"It is in all of our best interests to ensure that we have star players that can help drive interest in our league and grow attendance and ratings," Garber said in a teleconference.
"It's possible we might increase the number of designated players, we haven't gotten there yet but it's conceivable that we could do that."
Major League Soccer teams operate under a total salary cap for their squad but can pay one player from their own budget, with only $400,000 counting towards their salary cap total.
Garber said that a change to that regulation was discussed with the players' union during recent contract talks but did not make up part of the final agreement.
Beckham, who suffered a serious Achilles tendon injury last week, earned a basic salary of $6.5 million with the MLS's Los Angeles Galaxy last season.
Asked what he considered to be the ideal type of player for the role, Garber said it needed to be players who could command attention locally and nationally and bring the MLS to a similar level of competition with the other leagues around the world.
"Somebody that can clearly move the needle on ticket sales and on sponsorship and on television ratings and get that buzz factor that we got with (Cuauhtemoc) Blanco and with David Beckham and a lesser extent, but an important one, with Juan Pablo Angel," said Garber.
Mexican Blanco of the Chicago Fire and Beckham at the Galaxy have both been credited with bringing extra revenue and credibility to their clubs while Colombian forward Angel has won respect for his performances with the New York Red Bulls.

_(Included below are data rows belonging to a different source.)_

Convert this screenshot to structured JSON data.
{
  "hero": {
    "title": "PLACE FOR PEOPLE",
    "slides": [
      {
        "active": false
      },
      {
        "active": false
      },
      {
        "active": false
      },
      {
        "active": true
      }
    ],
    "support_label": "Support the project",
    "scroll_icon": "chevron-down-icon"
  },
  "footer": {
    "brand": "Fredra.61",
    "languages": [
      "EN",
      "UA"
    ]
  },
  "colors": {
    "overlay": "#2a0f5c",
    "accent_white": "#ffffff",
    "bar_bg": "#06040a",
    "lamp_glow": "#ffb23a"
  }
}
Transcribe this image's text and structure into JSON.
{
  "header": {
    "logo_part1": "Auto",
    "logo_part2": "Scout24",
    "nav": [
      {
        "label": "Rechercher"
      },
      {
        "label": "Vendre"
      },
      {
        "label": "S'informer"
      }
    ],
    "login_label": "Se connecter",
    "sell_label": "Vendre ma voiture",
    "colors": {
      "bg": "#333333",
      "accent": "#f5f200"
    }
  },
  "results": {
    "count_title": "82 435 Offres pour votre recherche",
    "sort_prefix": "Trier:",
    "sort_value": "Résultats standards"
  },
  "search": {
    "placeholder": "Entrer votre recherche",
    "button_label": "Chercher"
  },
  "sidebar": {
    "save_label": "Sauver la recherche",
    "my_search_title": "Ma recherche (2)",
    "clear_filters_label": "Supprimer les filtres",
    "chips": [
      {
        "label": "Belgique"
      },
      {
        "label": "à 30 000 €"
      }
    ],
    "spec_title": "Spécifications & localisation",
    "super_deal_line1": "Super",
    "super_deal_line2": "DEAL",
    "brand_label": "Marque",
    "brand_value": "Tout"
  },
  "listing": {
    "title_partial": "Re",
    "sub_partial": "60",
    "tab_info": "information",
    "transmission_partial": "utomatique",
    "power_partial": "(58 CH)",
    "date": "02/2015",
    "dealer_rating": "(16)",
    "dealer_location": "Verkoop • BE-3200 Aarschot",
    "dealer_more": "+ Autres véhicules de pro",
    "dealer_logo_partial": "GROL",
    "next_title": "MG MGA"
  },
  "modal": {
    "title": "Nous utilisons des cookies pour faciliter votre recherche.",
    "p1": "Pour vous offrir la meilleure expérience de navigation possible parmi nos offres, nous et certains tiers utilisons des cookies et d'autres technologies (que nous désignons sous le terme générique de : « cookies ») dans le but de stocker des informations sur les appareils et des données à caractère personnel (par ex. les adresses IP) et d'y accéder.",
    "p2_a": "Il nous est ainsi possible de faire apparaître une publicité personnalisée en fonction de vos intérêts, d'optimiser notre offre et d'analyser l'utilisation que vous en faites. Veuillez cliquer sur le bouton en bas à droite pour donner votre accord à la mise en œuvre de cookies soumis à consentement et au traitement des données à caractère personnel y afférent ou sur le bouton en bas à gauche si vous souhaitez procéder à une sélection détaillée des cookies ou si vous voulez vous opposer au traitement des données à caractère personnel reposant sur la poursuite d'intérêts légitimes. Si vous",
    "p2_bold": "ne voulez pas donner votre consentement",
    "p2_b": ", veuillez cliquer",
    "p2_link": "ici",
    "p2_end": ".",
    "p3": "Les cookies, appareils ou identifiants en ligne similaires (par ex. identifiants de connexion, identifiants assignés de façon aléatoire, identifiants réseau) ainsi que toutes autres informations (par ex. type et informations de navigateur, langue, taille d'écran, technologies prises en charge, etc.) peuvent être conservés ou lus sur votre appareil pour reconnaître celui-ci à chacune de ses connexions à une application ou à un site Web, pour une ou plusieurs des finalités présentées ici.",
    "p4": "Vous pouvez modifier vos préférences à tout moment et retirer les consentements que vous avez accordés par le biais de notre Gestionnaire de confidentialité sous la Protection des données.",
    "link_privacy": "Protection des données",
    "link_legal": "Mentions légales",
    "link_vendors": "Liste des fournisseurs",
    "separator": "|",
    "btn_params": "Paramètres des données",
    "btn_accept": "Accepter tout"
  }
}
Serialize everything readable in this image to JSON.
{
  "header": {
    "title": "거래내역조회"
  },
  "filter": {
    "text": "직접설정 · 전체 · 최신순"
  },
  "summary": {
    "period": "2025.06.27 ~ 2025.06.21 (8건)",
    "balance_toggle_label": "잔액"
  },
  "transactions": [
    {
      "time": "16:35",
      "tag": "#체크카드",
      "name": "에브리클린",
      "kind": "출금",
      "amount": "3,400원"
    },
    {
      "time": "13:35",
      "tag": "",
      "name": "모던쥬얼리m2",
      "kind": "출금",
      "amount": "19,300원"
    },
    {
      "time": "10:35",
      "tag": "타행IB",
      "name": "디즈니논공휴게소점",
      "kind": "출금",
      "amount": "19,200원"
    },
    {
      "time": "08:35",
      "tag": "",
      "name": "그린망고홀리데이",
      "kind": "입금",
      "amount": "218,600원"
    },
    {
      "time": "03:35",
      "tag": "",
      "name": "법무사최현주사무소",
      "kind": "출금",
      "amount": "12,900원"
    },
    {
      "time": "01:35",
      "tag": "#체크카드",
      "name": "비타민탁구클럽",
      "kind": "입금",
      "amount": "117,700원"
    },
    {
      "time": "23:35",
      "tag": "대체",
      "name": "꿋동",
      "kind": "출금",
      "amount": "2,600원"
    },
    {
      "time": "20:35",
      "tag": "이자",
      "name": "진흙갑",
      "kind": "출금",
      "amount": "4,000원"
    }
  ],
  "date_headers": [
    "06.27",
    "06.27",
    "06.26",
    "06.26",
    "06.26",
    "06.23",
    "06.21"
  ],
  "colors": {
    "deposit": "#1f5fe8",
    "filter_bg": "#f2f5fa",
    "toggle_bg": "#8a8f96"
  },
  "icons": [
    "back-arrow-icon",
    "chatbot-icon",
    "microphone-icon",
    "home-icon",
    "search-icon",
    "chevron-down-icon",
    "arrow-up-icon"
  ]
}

Former Sweden striker Fredrik Ljungberg is also a popular figure with the Seattle Sounders.